Hellmouth - Demo '08 (Cover Artwork)
Staff Pick

Hellmouth

Hellmouth: Demo '08

Demo '08 (2008)

self-released


4
Hellmouth sure ain't fuckin' around. Grim visuals of skulls and snakes adorn the insert accompanying this demo, as well as this unfamiliar picture. Dude to the far right looks stoked. If one was to judge the proverbial book by its cover, one might assume based on this evidence that the music of Hell...

Hellmouth sure ain't fuckin' around. Grim visuals of skulls and snakes adorn the insert accompanying this demo, as well as this unfamiliar picture. Dude to the far right looks stoked. If one was to judge the proverbial book by its cover, one might assume based on this evidence that the music of Hellmouth is dark, brooding, aggressive, pissed off, what have you. Truth is, these dudes wear cardigan sweaters onstage and play some of the most jangly indie pop this side of Sub Pop.

Save your scoffs, I'm totally fucking with you.

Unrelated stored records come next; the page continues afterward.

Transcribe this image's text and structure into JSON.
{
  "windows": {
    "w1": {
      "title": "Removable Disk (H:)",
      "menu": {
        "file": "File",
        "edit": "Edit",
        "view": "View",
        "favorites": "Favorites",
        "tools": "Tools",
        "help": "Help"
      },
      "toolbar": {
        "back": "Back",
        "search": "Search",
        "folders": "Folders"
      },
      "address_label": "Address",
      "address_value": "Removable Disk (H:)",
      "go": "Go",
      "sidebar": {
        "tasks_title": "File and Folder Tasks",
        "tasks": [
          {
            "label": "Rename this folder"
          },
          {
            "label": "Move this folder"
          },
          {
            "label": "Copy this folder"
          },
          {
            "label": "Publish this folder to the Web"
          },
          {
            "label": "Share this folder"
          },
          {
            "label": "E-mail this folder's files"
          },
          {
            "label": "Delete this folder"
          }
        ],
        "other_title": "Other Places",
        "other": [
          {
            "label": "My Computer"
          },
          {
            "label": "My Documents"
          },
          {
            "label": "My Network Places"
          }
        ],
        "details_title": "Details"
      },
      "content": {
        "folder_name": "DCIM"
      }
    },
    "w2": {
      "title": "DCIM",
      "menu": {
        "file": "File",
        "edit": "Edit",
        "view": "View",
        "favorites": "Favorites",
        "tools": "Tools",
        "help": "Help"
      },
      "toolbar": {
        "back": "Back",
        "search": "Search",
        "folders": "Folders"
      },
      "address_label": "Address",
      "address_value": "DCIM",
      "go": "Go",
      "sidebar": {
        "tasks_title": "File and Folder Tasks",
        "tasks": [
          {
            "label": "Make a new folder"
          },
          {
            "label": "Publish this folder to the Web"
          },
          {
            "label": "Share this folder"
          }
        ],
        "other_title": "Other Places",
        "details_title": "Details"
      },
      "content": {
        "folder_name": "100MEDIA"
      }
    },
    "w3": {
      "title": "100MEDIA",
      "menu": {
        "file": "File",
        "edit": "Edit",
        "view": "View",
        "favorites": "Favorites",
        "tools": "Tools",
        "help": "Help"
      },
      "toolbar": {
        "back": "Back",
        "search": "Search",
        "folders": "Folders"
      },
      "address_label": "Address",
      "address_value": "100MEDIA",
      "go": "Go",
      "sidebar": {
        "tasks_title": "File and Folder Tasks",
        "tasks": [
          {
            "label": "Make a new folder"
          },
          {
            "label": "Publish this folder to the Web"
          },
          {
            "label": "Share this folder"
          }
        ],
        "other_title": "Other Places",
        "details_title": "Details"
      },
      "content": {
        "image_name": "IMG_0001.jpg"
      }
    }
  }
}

So maybe Hellmouth are a gang of disenfranchised, bitter dudes from a disenfranchised, bitter place like Detroit. They infuse punk, hardcore and metal to create a sound that could be described as 'organized chaos,' but I'd just describe as 'really fucking good.' Jay Navarro -- he sung for the Suicide Machines, you might've heard of them -- has never sounded so angry and is at times downright demonic in his vocal delivery. And the band assembled around him fits his demeanor like a well-worn pair of jeans.

The opening track is "Praying for Plague," a cute little number that begins with a quick bass solo before descending into a full-bore attack with Navarro growling, "We live like we're already dead!" Don't let my mention of double bass lead you astray -- shit's brutal, but not br00tal, know what I mean? The speed of the music anchored by the drumming is more punk-infused than metalcore-laden, thankfully.

"Oblivion & Utopia" has a cool duality, alternating between quick-as-shit verses and devastatingly heavy bridges in between them -- think High on Fire roughly covering something off Side B of My War and you'd be close. "Overtime in a Shark Cage" lives up to its awesome title, with a breakdown that puts forth a killer groove without overstaying its welcome. And the opening riff of "Blackest of Voids" would've made the late Dimebag Darrell proud. And about that whole demonic vocal approach I mentioned? The last minute or so of "God's Forgotten Children" is mainly what I was alluding to.

With four talented and proficient players seamlessly wetting their beaks in three intense genres of music, there's a lot to get excited about here. Hellmouth have crafted a sound that's raw and dynamic, and hopefully this demo is just a taste of the impending brutality.